● WHAT TO DO:
Find the string "into" in the records and copy each line where it occurs.

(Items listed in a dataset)

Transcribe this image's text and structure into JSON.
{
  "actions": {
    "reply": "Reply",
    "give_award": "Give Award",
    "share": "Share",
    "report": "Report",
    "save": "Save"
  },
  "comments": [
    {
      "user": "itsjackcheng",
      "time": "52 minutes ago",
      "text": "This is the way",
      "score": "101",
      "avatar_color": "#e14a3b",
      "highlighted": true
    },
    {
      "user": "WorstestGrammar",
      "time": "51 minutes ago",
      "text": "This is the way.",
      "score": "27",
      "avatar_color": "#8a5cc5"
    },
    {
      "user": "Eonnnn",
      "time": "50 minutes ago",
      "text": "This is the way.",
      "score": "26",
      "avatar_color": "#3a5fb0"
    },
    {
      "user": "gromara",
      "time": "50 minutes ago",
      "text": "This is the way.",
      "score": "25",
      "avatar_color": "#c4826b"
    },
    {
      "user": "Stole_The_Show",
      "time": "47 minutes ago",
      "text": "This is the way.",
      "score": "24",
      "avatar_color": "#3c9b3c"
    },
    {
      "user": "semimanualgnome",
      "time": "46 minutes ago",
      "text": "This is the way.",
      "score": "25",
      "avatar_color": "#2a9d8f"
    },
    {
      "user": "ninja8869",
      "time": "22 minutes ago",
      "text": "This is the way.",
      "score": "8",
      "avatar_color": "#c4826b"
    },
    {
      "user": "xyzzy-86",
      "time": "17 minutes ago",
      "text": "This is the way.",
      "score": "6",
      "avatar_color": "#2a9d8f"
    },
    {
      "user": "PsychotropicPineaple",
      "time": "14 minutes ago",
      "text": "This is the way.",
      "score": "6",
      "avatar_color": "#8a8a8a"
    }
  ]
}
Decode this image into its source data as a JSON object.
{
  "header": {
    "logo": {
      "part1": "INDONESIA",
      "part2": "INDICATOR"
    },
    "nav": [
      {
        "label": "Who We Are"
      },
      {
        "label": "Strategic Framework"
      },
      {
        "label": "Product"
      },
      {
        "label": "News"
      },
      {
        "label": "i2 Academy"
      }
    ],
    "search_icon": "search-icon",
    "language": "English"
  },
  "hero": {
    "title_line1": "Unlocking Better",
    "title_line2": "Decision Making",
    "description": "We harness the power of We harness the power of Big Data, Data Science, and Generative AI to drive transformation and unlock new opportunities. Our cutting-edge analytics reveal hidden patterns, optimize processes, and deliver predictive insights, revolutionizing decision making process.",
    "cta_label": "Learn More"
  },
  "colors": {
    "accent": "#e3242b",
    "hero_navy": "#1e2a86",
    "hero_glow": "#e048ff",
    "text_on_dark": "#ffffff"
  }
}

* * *

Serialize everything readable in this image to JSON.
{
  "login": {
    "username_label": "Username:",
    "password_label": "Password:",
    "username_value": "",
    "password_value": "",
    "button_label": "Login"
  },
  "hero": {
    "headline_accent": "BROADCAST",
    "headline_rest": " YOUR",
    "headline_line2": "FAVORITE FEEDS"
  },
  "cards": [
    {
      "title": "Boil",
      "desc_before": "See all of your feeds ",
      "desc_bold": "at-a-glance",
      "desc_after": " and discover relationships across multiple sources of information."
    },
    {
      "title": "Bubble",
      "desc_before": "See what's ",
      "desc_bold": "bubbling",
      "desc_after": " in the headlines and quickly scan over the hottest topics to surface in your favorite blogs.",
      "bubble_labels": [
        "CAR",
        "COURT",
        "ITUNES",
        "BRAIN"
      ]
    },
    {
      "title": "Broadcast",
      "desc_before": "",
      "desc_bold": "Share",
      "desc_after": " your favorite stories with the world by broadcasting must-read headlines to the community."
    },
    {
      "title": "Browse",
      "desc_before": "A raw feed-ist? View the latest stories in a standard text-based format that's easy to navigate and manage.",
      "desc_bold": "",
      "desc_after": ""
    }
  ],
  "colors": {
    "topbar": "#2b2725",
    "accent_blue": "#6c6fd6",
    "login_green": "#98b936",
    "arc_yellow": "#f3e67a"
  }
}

● ANSWER:
Transcribe this image's text and structure into JSON.
Decode this image into its source data as a JSON object.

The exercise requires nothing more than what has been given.